His story “Today, Her Whole Life Is a Free Skate” was included in Best American Sports Writing 2017.
One of his recent stories was about a family whose 6-year-old daughter was killed by the flu. A year ago, McCoy wrote a series about people who were dying while waiting to be approved for disability assistance, something that has already sparked some change in Washington, D.C.
This is a special, mini-episode of the podcast, and one that host Matt Tullis admits is greatly self-promotional.
He has made a trailer for his book, “Running With Ghosts.” Some authors have been making or have had made book trailers for several years now, and he thought it would be fun to try and do one himself.
The video — which has been embedded on gangreythepodcast.com — consists of a reading of the prologue from the book, as well as photos that are tied to the days when Tullis had leukemia. There are also photos of the cancer patients he writes about who didn’t survive.
Don Van Natta Jr. is a senior writer for ESPN Digital and Print media. He was recently named a finalist — along with his reporting and writing partner Seth Wickersham — for a National Magazine Award in reporting for three stories: “Sin City or Bust,” “Standing Down,” and “Roger Goodell has a Jerry Jones problem.” Wickersham appeared on Episode 28 of the podcast, back in 2014.
Van Natta has had quite the illustrious career. He’s been on three Pulitzer Prize winning reporting teams — two at the New York Times and one at the Miami Herald.
He joined ESPN in 2012, and has since produced many features and investigative pieces centered around the NFL. His profile of Dallas Cowboys owner Jerry Jones in August 2014 is particularly amazing because of the access he got from a subject who initially did not want to participate.
In 2014, Van Natta started the Sunday Long Read newsletter with Jacob Feldman, a reporter for Sports Illustrated.
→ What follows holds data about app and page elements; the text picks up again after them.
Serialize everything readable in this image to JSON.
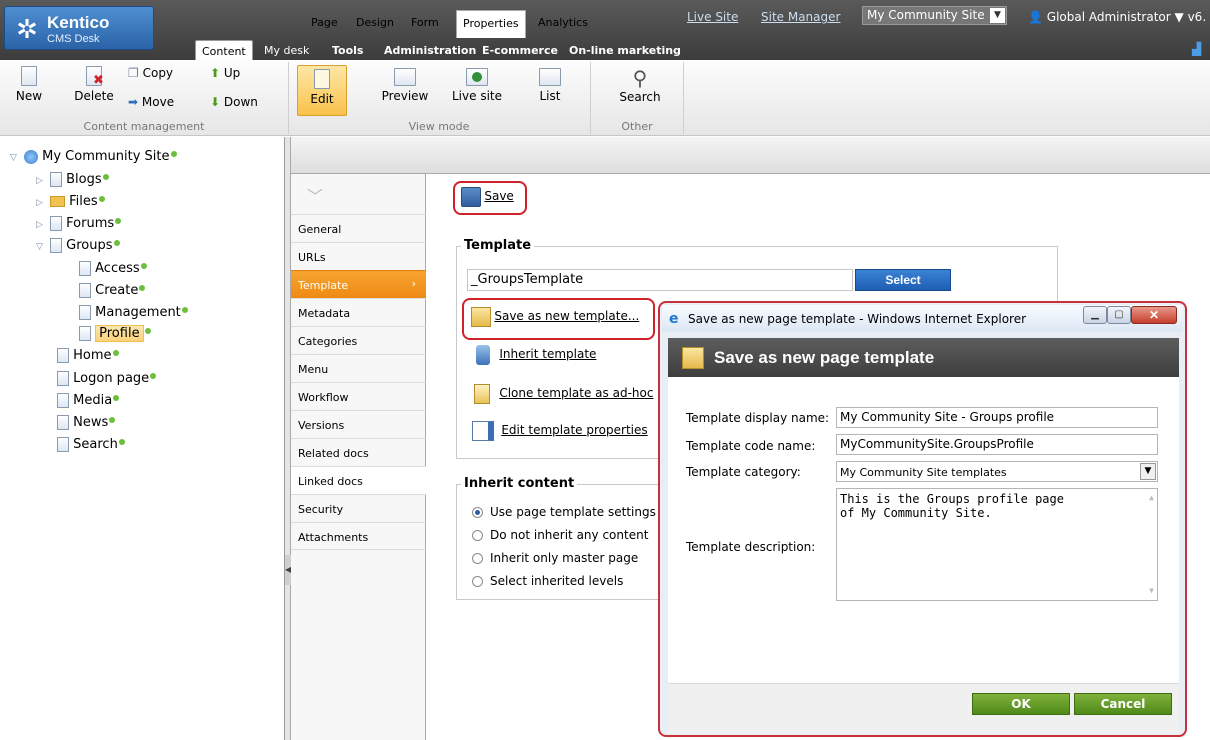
{
  "header": {
    "logo_title": "Kentico",
    "logo_subtitle": "CMS Desk",
    "links": [
      "Live Site",
      "Site Manager"
    ],
    "site_selector": "My Community Site",
    "user": "Global Administrator",
    "version": "v6.",
    "main_tabs": [
      "Content",
      "My desk",
      "Tools",
      "Administration",
      "E-commerce",
      "On-line marketing"
    ]
  },
  "ribbon": {
    "content_mgmt": {
      "new": "New",
      "delete": "Delete",
      "copy": "Copy",
      "move": "Move",
      "up": "Up",
      "down": "Down",
      "title": "Content management"
    },
    "view_mode": {
      "edit": "Edit",
      "preview": "Preview",
      "live": "Live site",
      "list": "List",
      "title": "View mode"
    },
    "other": {
      "search": "Search",
      "title": "Other"
    }
  },
  "tree": {
    "root": "My Community Site",
    "items": [
      "Blogs",
      "Files",
      "Forums",
      "Groups",
      "Access",
      "Create",
      "Management",
      "Profile",
      "Home",
      "Logon page",
      "Media",
      "News",
      "Search"
    ]
  },
  "page_tabs": [
    "Page",
    "Design",
    "Form",
    "Properties",
    "Analytics"
  ],
  "menu": [
    "General",
    "URLs",
    "Template",
    "Metadata",
    "Categories",
    "Menu",
    "Workflow",
    "Versions",
    "Related docs",
    "Linked docs",
    "Security",
    "Attachments"
  ],
  "content": {
    "save": "Save",
    "template_legend": "Template",
    "template_value": "_GroupsTemplate",
    "select_button": "Select",
    "actions": [
      "Save as new template...",
      "Inherit template",
      "Clone template as ad-hoc",
      "Edit template properties"
    ],
    "inherit_legend": "Inherit content",
    "inherit_options": [
      "Use page template settings",
      "Do not inherit any content",
      "Inherit only master page",
      "Select inherited levels"
    ]
  },
  "dialog": {
    "window_title": "Save as new page template - Windows Internet Explorer",
    "heading": "Save as new page template",
    "labels": {
      "display_name": "Template display name:",
      "code_name": "Template code name:",
      "category": "Template category:",
      "description": "Template description:"
    },
    "values": {
      "display_name": "My Community Site - Groups profile",
      "code_name": "MyCommunitySite.GroupsProfile",
      "category": "My Community Site templates",
      "description_line1": "This is the Groups profile page",
      "description_line2": "of My Community Site."
    },
    "ok": "OK",
    "cancel": "Cancel"
  },
  "colors": {
    "accent": "#ee8a14",
    "selected_node": "#fbd27a",
    "green_button": "#5f9a24",
    "highlight": "#d0202a"
  }
}
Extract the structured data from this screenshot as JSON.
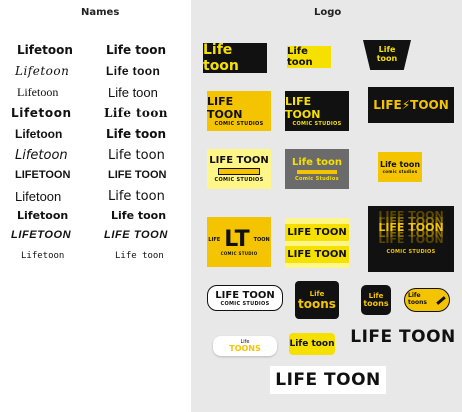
{
  "headers": {
    "names": "Names",
    "logo": "Logo"
  },
  "names": {
    "column_a": [
      "Lifetoon",
      "Lifetoon",
      "Lifetoon",
      "Lifetoon",
      "Lifetoon",
      "Lifetoon",
      "LIFETOON",
      "Lifetoon",
      "Lifetoon",
      "LIFETOON",
      "Lifetoon"
    ],
    "column_b": [
      "Life toon",
      "Life toon",
      "Life toon",
      "Life toon",
      "Life toon",
      "Life toon",
      "LIFE TOON",
      "Life toon",
      "Life toon",
      "LIFE TOON",
      "Life toon"
    ]
  },
  "logos": {
    "l1": "Life toon",
    "l2": "Life toon",
    "l3": "Life toon",
    "l4_title": "LIFE TOON",
    "l4_sub": "COMIC STUDIOS",
    "l5_title": "LIFE TOON",
    "l5_sub": "COMIC STUDIOS",
    "l6": "LIFE⚡TOON",
    "l7_title": "LIFE TOON",
    "l7_sub": "COMIC STUDIOS",
    "l8_title": "Life toon",
    "l8_sub": "Comic Studios",
    "l9_title": "Life toon",
    "l9_sub": "comic studios",
    "l10_mono": "LT",
    "l10_left": "LIFE",
    "l10_right": "TOON",
    "l10_sub": "COMIC STUDIO",
    "l11a": "LIFE TOON",
    "l11b": "LIFE TOON",
    "l12_title": "LIFE TOON",
    "l12_sub": "COMIC STUDIOS",
    "l13_title": "LIFE TOON",
    "l13_sub": "COMIC STUDIOS",
    "l14_a": "Life",
    "l14_b": "toons",
    "l15_a": "Life",
    "l15_b": "toons",
    "l16": "Life toons",
    "l17_a": "Life",
    "l17_b": "TOONS",
    "l18": "Life toon",
    "l19": "LIFE TOON",
    "l20": "LIFE TOON"
  },
  "colors": {
    "yellow": "#f5e000",
    "gold": "#f5c400",
    "black": "#111111",
    "panel": "#e8e8e8",
    "gray": "#6b6b6b",
    "paleyellow": "#fff68a"
  }
}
The two launched the Sunday Long Read podcast in August of last year, and so far has produced more than a dozen episodes featuring some amazing reporters and writers.
Van Natta is currently working on a book with Wickersham. The book, tentatively titled “Powerball,” will be published by Crown Archetype in 2020.